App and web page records
===============

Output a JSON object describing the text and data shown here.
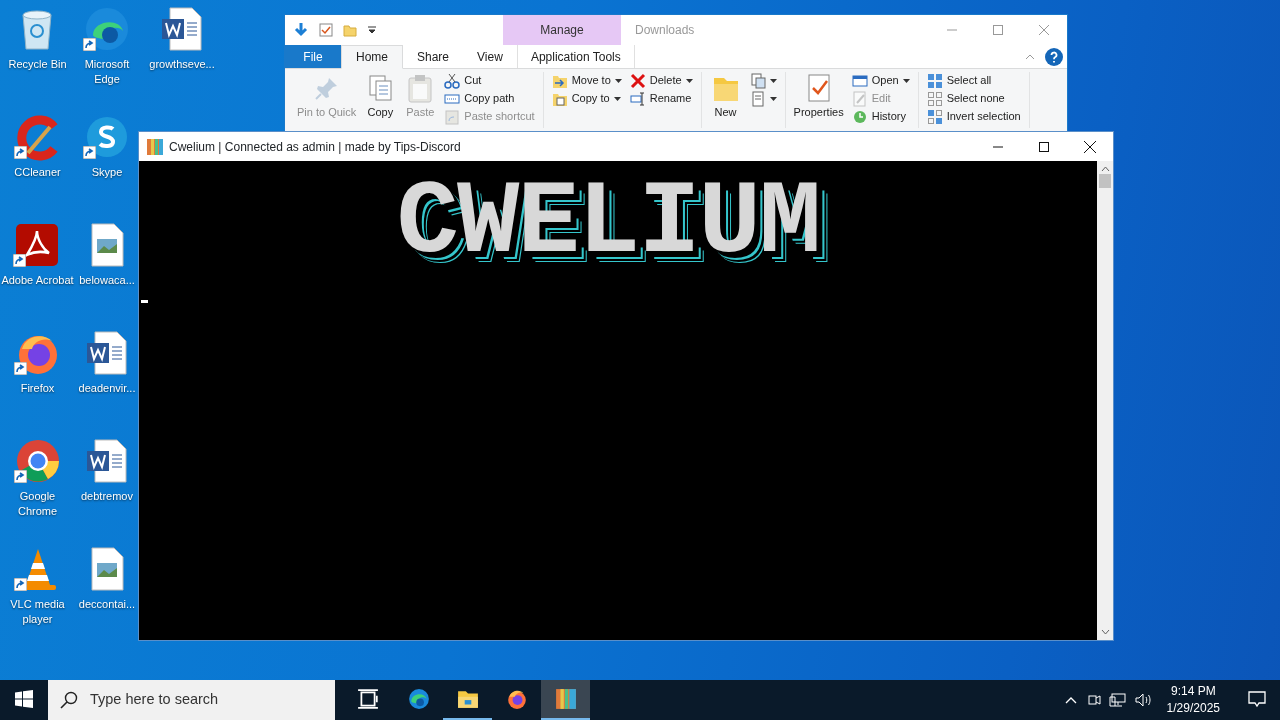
{
  "desktop_icons": [
    {
      "label": "Recycle Bin",
      "kind": "recycle",
      "shortcut": false
    },
    {
      "label": "CCleaner",
      "kind": "ccleaner",
      "shortcut": true
    },
    {
      "label": "Adobe Acrobat",
      "kind": "acrobat",
      "shortcut": true
    },
    {
      "label": "Firefox",
      "kind": "firefox",
      "shortcut": true
    },
    {
      "label": "Google Chrome",
      "kind": "chrome",
      "shortcut": true
    },
    {
      "label": "VLC media player",
      "kind": "vlc",
      "shortcut": true
    },
    {
      "label": "Microsoft Edge",
      "kind": "edge",
      "shortcut": true
    },
    {
      "label": "Skype",
      "kind": "skype",
      "shortcut": true
    },
    {
      "label": "belowaca...",
      "kind": "image",
      "shortcut": false
    },
    {
      "label": "deadenvir...",
      "kind": "word",
      "shortcut": false
    },
    {
      "label": "debtremov",
      "kind": "word",
      "shortcut": false
    },
    {
      "label": "deccontai...",
      "kind": "image",
      "shortcut": false
    },
    {
      "label": "growthseve...",
      "kind": "word",
      "shortcut": false
    }
  ],
  "explorer": {
    "title": "Downloads",
    "context_header": "Manage",
    "tabs": [
      {
        "label": "File",
        "kind": "file",
        "selected": false
      },
      {
        "label": "Home",
        "kind": "tab",
        "selected": true
      },
      {
        "label": "Share",
        "kind": "tab",
        "selected": false
      },
      {
        "label": "View",
        "kind": "tab",
        "selected": false
      },
      {
        "label": "Application Tools",
        "kind": "context",
        "selected": false
      }
    ],
    "groups": [
      {
        "columns": [
          [
            {
              "label": "Pin to Quick",
              "kind": "pin",
              "disabled": true,
              "dropdown": false
            }
          ],
          [
            {
              "label": "Copy",
              "kind": "copy",
              "disabled": false,
              "dropdown": false
            }
          ],
          [
            {
              "label": "Paste",
              "kind": "paste",
              "disabled": true,
              "dropdown": false
            }
          ],
          [
            {
              "label": "Cut",
              "kind": "cut",
              "disabled": false,
              "dropdown": false
            },
            {
              "label": "Copy path",
              "kind": "copypath",
              "disabled": false,
              "dropdown": false
            },
            {
              "label": "Paste shortcut",
              "kind": "pasteshortcut",
              "disabled": true,
              "dropdown": false
            }
          ]
        ]
      },
      {
        "columns": [
          [
            {
              "label": "Move to",
              "kind": "moveto",
              "disabled": false,
              "dropdown": true
            },
            {
              "label": "Copy to",
              "kind": "copyto",
              "disabled": false,
              "dropdown": true
            }
          ],
          [
            {
              "label": "Delete",
              "kind": "delete",
              "disabled": false,
              "dropdown": true
            },
            {
              "label": "Rename",
              "kind": "rename",
              "disabled": false,
              "dropdown": false
            }
          ]
        ]
      },
      {
        "columns": [
          [
            {
              "label": "New",
              "kind": "folder",
              "disabled": false,
              "dropdown": false
            }
          ],
          [
            {
              "kind": "newitem",
              "disabled": false,
              "dropdown": true
            },
            {
              "kind": "easyaccess",
              "disabled": false,
              "dropdown": true
            }
          ]
        ]
      },
      {
        "columns": [
          [
            {
              "label": "Properties",
              "kind": "properties",
              "disabled": false,
              "dropdown": false
            }
          ],
          [
            {
              "label": "Open",
              "kind": "open",
              "disabled": false,
              "dropdown": true
            },
            {
              "label": "Edit",
              "kind": "edit",
              "disabled": true,
              "dropdown": false
            },
            {
              "label": "History",
              "kind": "history",
              "disabled": false,
              "dropdown": false
            }
          ]
        ]
      },
      {
        "columns": [
          [
            {
              "label": "Select all",
              "kind": "selectall",
              "disabled": false,
              "dropdown": false
            },
            {
              "label": "Select none",
              "kind": "selectnone",
              "disabled": false,
              "dropdown": false
            },
            {
              "label": "Invert selection",
              "kind": "invert",
              "disabled": false,
              "dropdown": false
            }
          ]
        ]
      }
    ]
  },
  "console": {
    "title": "Cwelium | Connected as admin | made by Tips-Discord",
    "banner": "CWELIUM"
  },
  "taskbar": {
    "search_placeholder": "Type here to search",
    "apps": [
      {
        "kind": "taskview",
        "running": false,
        "selected": false
      },
      {
        "kind": "edge",
        "running": false,
        "selected": false
      },
      {
        "kind": "explorer",
        "running": true,
        "selected": false
      },
      {
        "kind": "firefox",
        "running": false,
        "selected": false
      },
      {
        "kind": "cwelium",
        "running": true,
        "selected": true
      }
    ],
    "time": "9:14 PM",
    "date": "1/29/2025"
  }
}
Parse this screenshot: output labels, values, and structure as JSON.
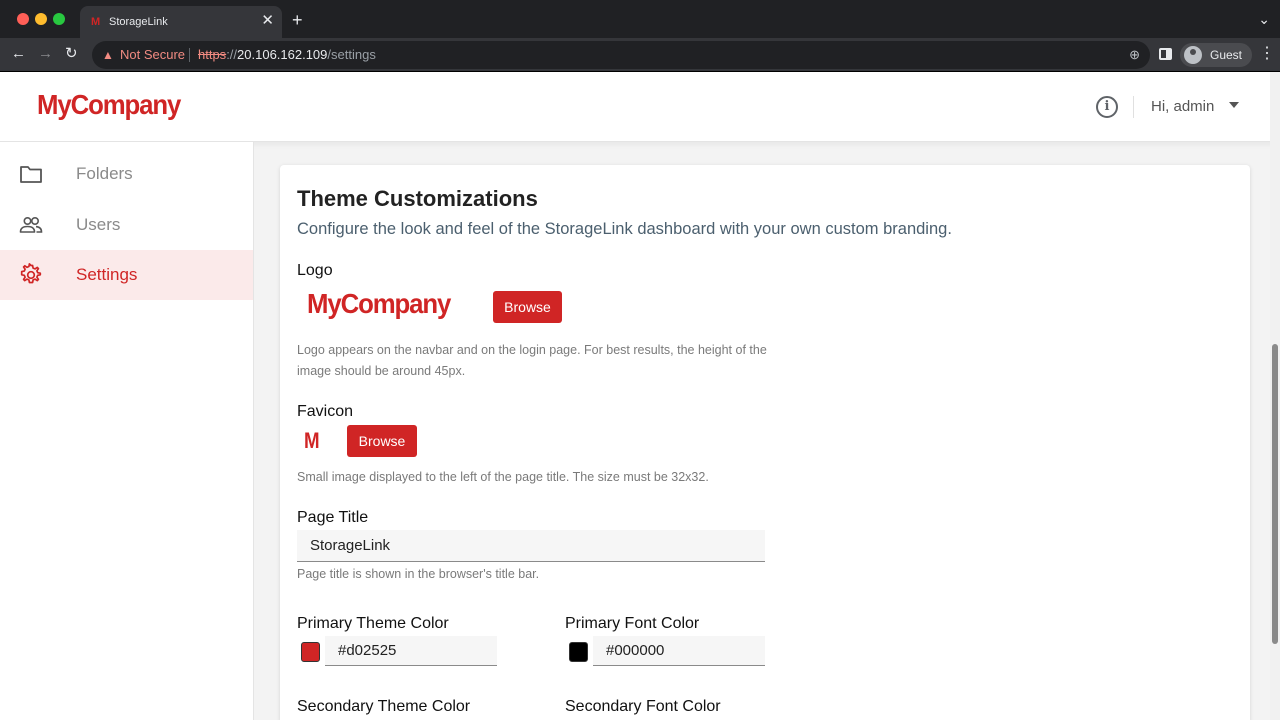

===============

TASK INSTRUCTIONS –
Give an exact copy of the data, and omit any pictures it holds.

REPLY –
Output a JSON object describing the text and data shown here.
{
  "desktop_icons": [
    {
      "label": "Recycle Bin",
      "kind": "recycle",
      "shortcut": false
    },
    {
      "label": "CCleaner",
      "kind": "ccleaner",
      "shortcut": true
    },
    {
      "label": "Adobe Acrobat",
      "kind": "acrobat",
      "shortcut": true
    },
    {
      "label": "Firefox",
      "kind": "firefox",
      "shortcut": true
    },
    {
      "label": "Google Chrome",
      "kind": "chrome",
      "shortcut": true
    },
    {
      "label": "VLC media player",
      "kind": "vlc",
      "shortcut": true
    },
    {
      "label": "Microsoft Edge",
      "kind": "edge",
      "shortcut": true
    },
    {
      "label": "Skype",
      "kind": "skype",
      "shortcut": true
    },
    {
      "label": "belowaca...",
      "kind": "image",
      "shortcut": false
    },
    {
      "label": "deadenvir...",
      "kind": "word",
      "shortcut": false
    },
    {
      "label": "debtremov",
      "kind": "word",
      "shortcut": false
    },
    {
      "label": "deccontai...",
      "kind": "image",
      "shortcut": false
    },
    {
      "label": "growthseve...",
      "kind": "word",
      "shortcut": false
    }
  ],
  "explorer": {
    "title": "Downloads",
    "context_header": "Manage",
    "tabs": [
      {
        "label": "File",
        "kind": "file",
        "selected": false
      },
      {
        "label": "Home",
        "kind": "tab",
        "selected": true
      },
      {
        "label": "Share",
        "kind": "tab",
        "selected": false
      },
      {
        "label": "View",
        "kind": "tab",
        "selected": false
      },
      {
        "label": "Application Tools",
        "kind": "context",
        "selected": false
      }
    ],
    "groups": [
      {
        "columns": [
          [
            {
              "label": "Pin to Quick",
              "kind": "pin",
              "disabled": true,
              "dropdown": false
            }
          ],
          [
            {
              "label": "Copy",
              "kind": "copy",
              "disabled": false,
              "dropdown": false
            }
          ],
          [
            {
              "label": "Paste",
              "kind": "paste",
              "disabled": true,
              "dropdown": false
            }
          ],
          [
            {
              "label": "Cut",
              "kind": "cut",
              "disabled": false,
              "dropdown": false
            },
            {
              "label": "Copy path",
              "kind": "copypath",
              "disabled": false,
              "dropdown": false
            },
            {
              "label": "Paste shortcut",
              "kind": "pasteshortcut",
              "disabled": true,
              "dropdown": false
            }
          ]
        ]
      },
      {
        "columns": [
          [
            {
              "label": "Move to",
              "kind": "moveto",
              "disabled": false,
              "dropdown": true
            },
            {
              "label": "Copy to",
              "kind": "copyto",
              "disabled": false,
              "dropdown": true
            }
          ],
          [
            {
              "label": "Delete",
              "kind": "delete",
              "disabled": false,
              "dropdown": true
            },
            {
              "label": "Rename",
              "kind": "rename",
              "disabled": false,
              "dropdown": false
            }
          ]
        ]
      },
      {
        "columns": [
          [
            {
              "label": "New",
              "kind": "folder",
              "disabled": false,
              "dropdown": false
            }
          ],
          [
            {
              "kind": "newitem",
              "disabled": false,
              "dropdown": true
            },
            {
              "kind": "easyaccess",
              "disabled": false,
              "dropdown": true
            }
          ]
        ]
      },
      {
        "columns": [
          [
            {
              "label": "Properties",
              "kind": "properties",
              "disabled": false,
              "dropdown": false
            }
          ],
          [
            {
              "label": "Open",
              "kind": "open",
              "disabled": false,
              "dropdown": true
            },
            {
              "label": "Edit",
              "kind": "edit",
              "disabled": true,
              "dropdown": false
            },
            {
              "label": "History",
              "kind": "history",
              "disabled": false,
              "dropdown": false
            }
          ]
        ]
      },
      {
        "columns": [
          [
            {
              "label": "Select all",
              "kind": "selectall",
              "disabled": false,
              "dropdown": false
            },
            {
              "label": "Select none",
              "kind": "selectnone",
              "disabled": false,
              "dropdown": false
            },
            {
              "label": "Invert selection",
              "kind": "invert",
              "disabled": false,
              "dropdown": false
            }
          ]
        ]
      }
    ]
  },
  "console": {
    "title": "Cwelium | Connected as admin | made by Tips-Discord",
    "banner": "CWELIUM"
  },
  "taskbar": {
    "search_placeholder": "Type here to search",
    "apps": [
      {
        "kind": "taskview",
        "running": false,
        "selected": false
      },
      {
        "kind": "edge",
        "running": false,
        "selected": false
      },
      {
        "kind": "explorer",
        "running": true,
        "selected": false
      },
      {
        "kind": "firefox",
        "running": false,
        "selected": false
      },
      {
        "kind": "cwelium",
        "running": true,
        "selected": true
      }
    ],
    "time": "9:14 PM",
    "date": "1/29/2025"
  }
}
Parse this screenshot: output labels, values, and structure as JSON.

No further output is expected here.